How to complete this task ->
Tally the lines in the listing below that hold the string "results", and reply with that tally alone.

Material shown ->

★ ★ ★ ★ ★

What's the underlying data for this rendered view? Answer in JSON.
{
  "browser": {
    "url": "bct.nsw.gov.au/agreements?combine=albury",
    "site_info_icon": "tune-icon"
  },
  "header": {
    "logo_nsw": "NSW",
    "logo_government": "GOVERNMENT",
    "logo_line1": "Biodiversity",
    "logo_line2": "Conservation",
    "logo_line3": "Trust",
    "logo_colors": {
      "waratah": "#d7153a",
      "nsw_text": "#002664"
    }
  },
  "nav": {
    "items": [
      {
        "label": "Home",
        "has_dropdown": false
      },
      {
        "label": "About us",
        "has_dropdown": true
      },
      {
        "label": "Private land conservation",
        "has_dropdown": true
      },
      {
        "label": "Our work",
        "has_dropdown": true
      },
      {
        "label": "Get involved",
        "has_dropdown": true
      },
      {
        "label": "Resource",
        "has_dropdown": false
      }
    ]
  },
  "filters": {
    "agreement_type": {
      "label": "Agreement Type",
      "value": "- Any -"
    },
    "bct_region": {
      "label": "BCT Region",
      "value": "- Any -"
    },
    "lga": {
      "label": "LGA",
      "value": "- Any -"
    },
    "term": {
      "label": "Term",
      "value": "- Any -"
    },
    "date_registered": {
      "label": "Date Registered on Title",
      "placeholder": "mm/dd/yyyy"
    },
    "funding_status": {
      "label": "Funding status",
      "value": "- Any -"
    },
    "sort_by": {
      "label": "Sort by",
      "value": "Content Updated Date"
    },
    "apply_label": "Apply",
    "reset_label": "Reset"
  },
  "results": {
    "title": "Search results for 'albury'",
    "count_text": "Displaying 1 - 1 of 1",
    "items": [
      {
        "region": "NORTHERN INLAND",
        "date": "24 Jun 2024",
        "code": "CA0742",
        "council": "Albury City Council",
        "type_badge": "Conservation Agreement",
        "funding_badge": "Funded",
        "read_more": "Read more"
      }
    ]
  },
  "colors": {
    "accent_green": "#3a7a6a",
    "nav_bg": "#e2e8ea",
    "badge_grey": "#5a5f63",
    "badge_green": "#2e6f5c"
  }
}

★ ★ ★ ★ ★

Task output ->
2